The behaviour you ignore is the behaviour you condone!
There is much talk about the concept of “corporate culture” in today’s business and academic press.
A recent Google search for the phrase “corporate culture” turned up 621 million hits in 0.21 seconds. (a search for “leadership” turned up 456 million, while “productivity” only 264 million hits).
And it’s not just newspapers and human resource journals that publish articles on corporate culture, but academic and professional journals such as the Harvard Business Review, MIT Sloan Management Review, The Economist, Forbes and Fortune magazine. The list of books and articles are endless, as are the definitions of corporate culture.
Culture Comes From . . .
A company culture is a collection of habitual behaviours that govern how people solve business problems and how they interact with one another. Some cultures are rich with open, honest communication, very little complaining or blaming, and intense feelings of pride and accountability for getting work done. Another company culture, even in the same industry, can be filled with blaming, bad-mouthing other groups, “not my job” attitudes, habitually taking short cuts to get things done.

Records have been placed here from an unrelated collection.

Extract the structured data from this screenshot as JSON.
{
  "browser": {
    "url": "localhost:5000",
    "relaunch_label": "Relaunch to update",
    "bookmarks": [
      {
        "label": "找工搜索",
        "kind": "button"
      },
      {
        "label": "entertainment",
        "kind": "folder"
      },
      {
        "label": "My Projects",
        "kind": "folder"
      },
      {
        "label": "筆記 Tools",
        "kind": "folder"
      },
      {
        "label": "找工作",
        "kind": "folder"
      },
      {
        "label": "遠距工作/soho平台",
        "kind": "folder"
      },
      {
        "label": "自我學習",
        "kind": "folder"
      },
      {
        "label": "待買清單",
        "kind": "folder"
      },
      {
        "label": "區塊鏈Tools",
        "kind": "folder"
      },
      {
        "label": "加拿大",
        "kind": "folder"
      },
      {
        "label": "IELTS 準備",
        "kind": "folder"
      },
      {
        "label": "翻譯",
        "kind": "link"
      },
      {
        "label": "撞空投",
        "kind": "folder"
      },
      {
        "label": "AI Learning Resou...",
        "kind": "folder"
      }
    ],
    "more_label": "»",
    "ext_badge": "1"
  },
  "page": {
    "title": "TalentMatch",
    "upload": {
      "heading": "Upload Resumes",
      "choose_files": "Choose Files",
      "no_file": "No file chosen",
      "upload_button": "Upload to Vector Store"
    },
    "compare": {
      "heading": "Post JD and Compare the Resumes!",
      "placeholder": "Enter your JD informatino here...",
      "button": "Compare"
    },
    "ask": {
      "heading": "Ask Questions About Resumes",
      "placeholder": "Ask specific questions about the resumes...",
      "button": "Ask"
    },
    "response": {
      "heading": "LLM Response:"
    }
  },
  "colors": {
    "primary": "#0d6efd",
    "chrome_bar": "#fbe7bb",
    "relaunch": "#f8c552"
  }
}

If you travel for business, then you are familiar with the vastly different cultures of Virgin Airlines and Southwest Airlines from those of British Airways or American Airlines. One is upbeat, open, welcoming, the other gives passengers the feeling that the staff hate their jobs (or hate the customer).
So where do these vastly different collections of habitual and ingrained behaviours come from?

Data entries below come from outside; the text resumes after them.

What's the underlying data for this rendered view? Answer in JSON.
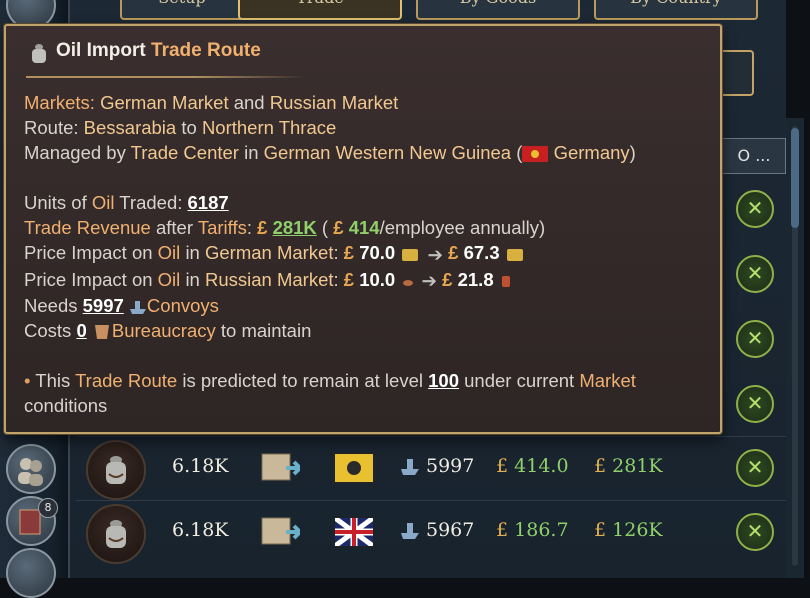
{
  "tabs": [
    "Setup",
    "Trade",
    "By Goods",
    "By Country"
  ],
  "sort_label": "O ...",
  "tooltip": {
    "title_goods": "Oil Import",
    "title_type": "Trade Route",
    "markets_label": "Markets:",
    "market_a": "German Market",
    "and_word": "and",
    "market_b": "Russian Market",
    "route_label": "Route:",
    "route_from": "Bessarabia",
    "to_word": "to",
    "route_to": "Northern Thrace",
    "managed_label": "Managed by",
    "managed_by": "Trade Center",
    "in_word": "in",
    "managed_state": "German Western New Guinea",
    "managed_country": "Germany",
    "units_label_pre": "Units of",
    "units_good": "Oil",
    "units_label_post": "Traded:",
    "units_value": "6187",
    "revenue_label": "Trade Revenue",
    "after_word": "after",
    "tariffs_label": "Tariffs",
    "revenue_value": "281K",
    "revenue_annual": "414",
    "revenue_annual_suffix": "/employee annually)",
    "impact1_pre": "Price Impact on",
    "impact1_good": "Oil",
    "impact1_in": "in",
    "impact1_market": "German Market",
    "impact1_from": "70.0",
    "impact1_to": "67.3",
    "impact2_pre": "Price Impact on",
    "impact2_good": "Oil",
    "impact2_in": "in",
    "impact2_market": "Russian Market",
    "impact2_from": "10.0",
    "impact2_to": "21.8",
    "needs_label": "Needs",
    "needs_value": "5997",
    "needs_unit": "Convoys",
    "costs_label": "Costs",
    "costs_value": "0",
    "costs_unit": "Bureaucracy",
    "costs_suffix": "to maintain",
    "predict_pre": "This",
    "predict_route": "Trade Route",
    "predict_mid": "is predicted to remain at level",
    "predict_level": "100",
    "predict_under": "under current",
    "predict_market": "Market",
    "predict_end": "conditions"
  },
  "rows": [
    {
      "units": "6.18K",
      "convoys": "5997",
      "money1": "414.0",
      "money2": "281K",
      "flag": "russia"
    },
    {
      "units": "6.18K",
      "convoys": "5967",
      "money1": "186.7",
      "money2": "126K",
      "flag": "uk"
    }
  ],
  "sidebar_badge": "8",
  "colors": {
    "gold": "#c2a46a",
    "green": "#8fd06a",
    "accent": "#f0b070"
  }
}
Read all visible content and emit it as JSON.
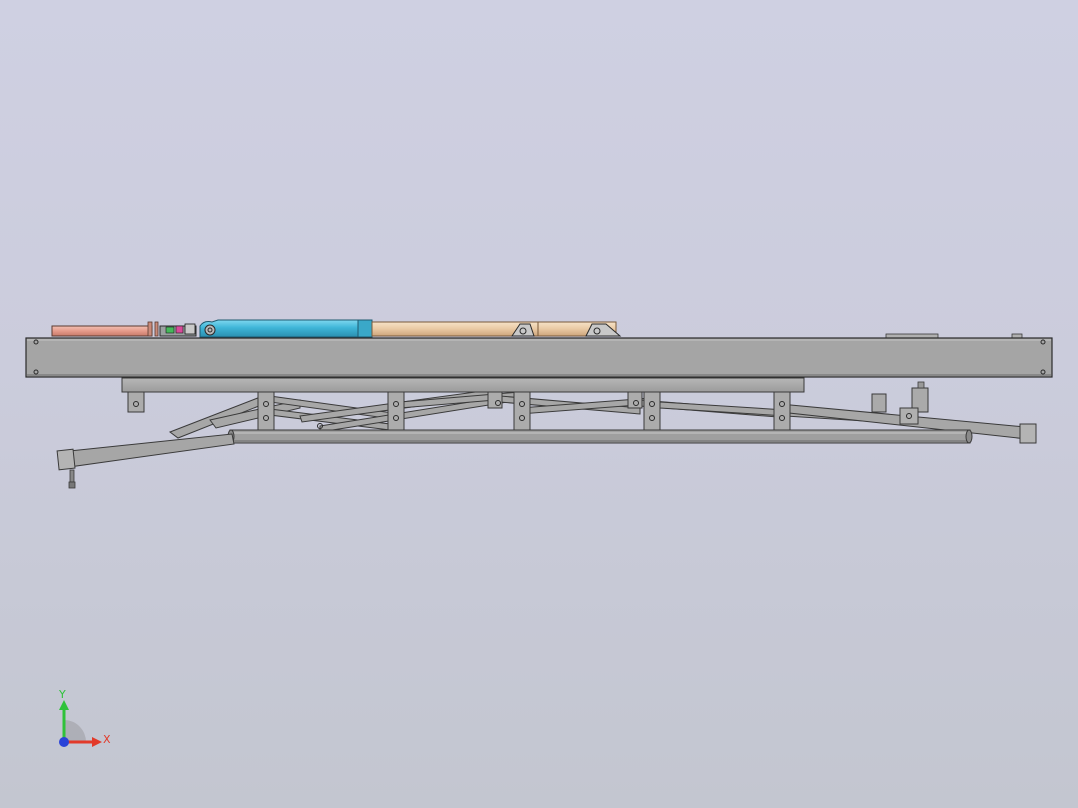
{
  "viewport": {
    "background_top": "#cfd0e2",
    "background_bottom": "#c3c6d0"
  },
  "model": {
    "frame_color": "#a4a4a4",
    "frame_edge_color": "#3a3a3a",
    "actuator_colors": {
      "red_rod": "#e59a8a",
      "blue_cylinder": "#3fb6d8",
      "tan_cylinder": "#e9c9a3"
    }
  },
  "triad": {
    "x_label": "X",
    "y_label": "Y",
    "x_color": "#e23a2a",
    "y_color": "#2fc23a",
    "z_color": "#2a43d8"
  }
}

One of the most subtle, and yet powerful, culture building mechanisms is the behaviour of leaders and managers when they see any employee (hourly or executive) behaving in a manner that is not in line with the stated ethos of the company (if they have one) or that is detrimental to good customer service, product quality or team cohesion.
Most leaders and managers tend to walk on by the individual displaying the bad behaviour. Oh, they will grumble about such poor behaviour, usually to their co-workers, but rarely will they take a stand, talk to the person, explain that such behaviour or attitudes are not tolerated in this company and ask if there is a reason they are behaving that way? More often than not such a supportive and direct dialogue uncovers some level of frustration, either personal or about the company, that is bother that employee. This now becomes a “coachable moment” where real employee development and learning can take place.
How many “coachable moments” have you walked right by?
You get the culture you tolerate! You build the culture you want through “coachable moments”. And building and sustaining a culture is everyone’s job!
Note: this concept of “coachable moments” is taken from my forthcoming book – ADVANTAGE: The CEO’s Guide to Corporate Culture, due out at the end of the year.
Tight Lines . . .
John R Childress